Tyler Skaggs

Considered the crown jewel of the Mark Trumbo exchange, Skaggs was beginning to show the promise of his top prospect status. On July 31, in somewhat tragic fashion, Skaggs removed himself in the middle of a no-hitter against the Baltimore Orioles with pain in his left elbow. Two weeks later he underwent Tommy John surgery, ending his season and shelving him for the entire 2015 campaign.

2015 provided us with a healthy sample of pitchers returning from the procedure, hopefully giving us a general idea of what to expect from Skaggs heading into the season. Jose Fernandez went under the knife in May of 2014 and returned to the mound this past July, finishing the year as dominant as ever. Matt Harvey would be a better comp for Skaggs, as he underwent his surgery in October of 2013, giving him a full 17 months to recover and allowing him to pitch (roughly) the entire 2015 season. Like Fernandez, Harvey immediately returned to form, leading a talented Mets rotation to the World Series.

Of course, we are looking at the high-end of the pitching spectrum, well above where we can ever expect a healthy Skaggs to perform. Oakland's Jarrod Parker and A.J. Griffin both had the procedure done following the 2013 season and neither has seen major league action since then. Parker looks to finally be healthy going into spring training while Griffin has been reduced to accepting a minor league invite with the Rangers.

We have reason to believe Skaggs' recovery will go more smoothly than the Oakland duo. Parker had the procedure done for a second time, complicating the rehab process, while Griffin had some in the A's organization questioning his overall conditioning heading into his surgery. Perhaps the best hope for Skaggs comes in the form of fellow lefty and former teammate Patrick Corbin. The former Angels farmhand had his surgery in March of 2014 following a breakout 2013 season. He returned to action in July of last year, with a 113 ERA+ that matched his all-star 2013 mark. Skaggs is now 19 months removed from his procedure, a considerably longer recovery period than both Harvey and Corbin. Considering he never had any arm issues prior to his surgery, the outlook for Skaggs to make a full recovery is a strong one.

Ol' Shoey

Matt Shoemaker won our hearts with an excellent 2014 season that came from seemingly out of nowhere. On the strength of a nasty split-fingered fastball, the bearded-one had a 3.04 ERA complimented by excellent rate stats to help lead the Angels to a division title. His strong run came to a halt in the middle of September that year after suffering a strained oblique. He did manage to make a strong start for the Halos in the playoffs that year before they were swept away by the World Series-bound Royals.
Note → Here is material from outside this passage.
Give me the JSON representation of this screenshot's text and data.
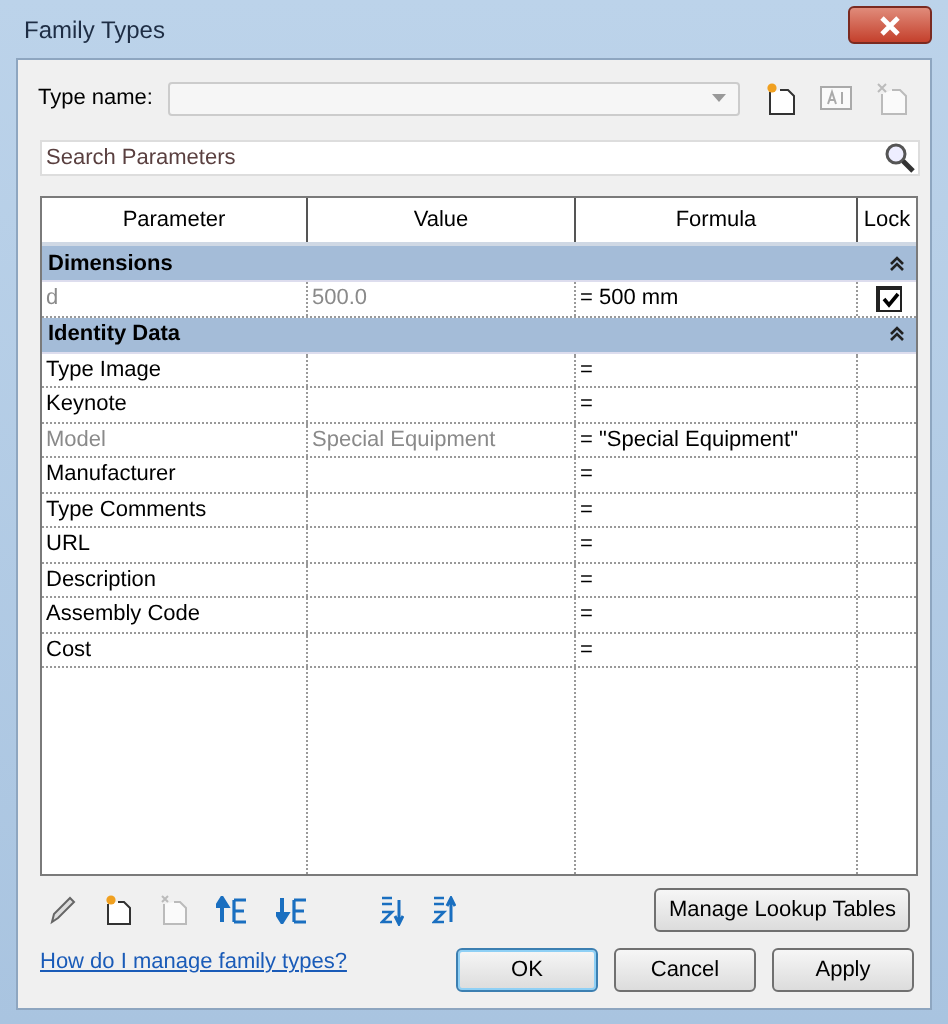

The honeymoon came to an end last season as Shoemaker struggled to find the consistency of his breakout rookie campaign. It seemed as though the league had caught up to Matt, as he posted a 4.85 ERA through the first half of the season. He seemed to adjust with a strong July, pitching to the tune of a 1.78 ERA with 8.2 SO/9 and a 1.145 WHIP. Two disastrous starts in August earned him a brief demotion to AAA, after which he returned with two masterful performances. He was then shelved with a right forearm strain, an alarming injury that is often a precursor to Tommy John surgery. He made one more start last year but his forearm continued to bark, ending his season.

There has been zero coverage on Shoemaker's recovery during the offseason, so the hope is the strain is nothing more serious and an offseason of rest will allow it to heal completely. While Shoemaker saw dips in his peripherals across the board, he still boasted respectable strike out and walk rates. According to PITCHf/x, the velocity and movement on his pitches remained the same last season. What is concerning is a significant decrease in swings-and-misses on his splitter (listed on Fangraphs as a changeup) and a jump in HR%. Ol' Shoey still maintained above-average control last year, though he will have to be more precise in spotting his modest fastball if batters have indeed learned to spot his splitter more effectively.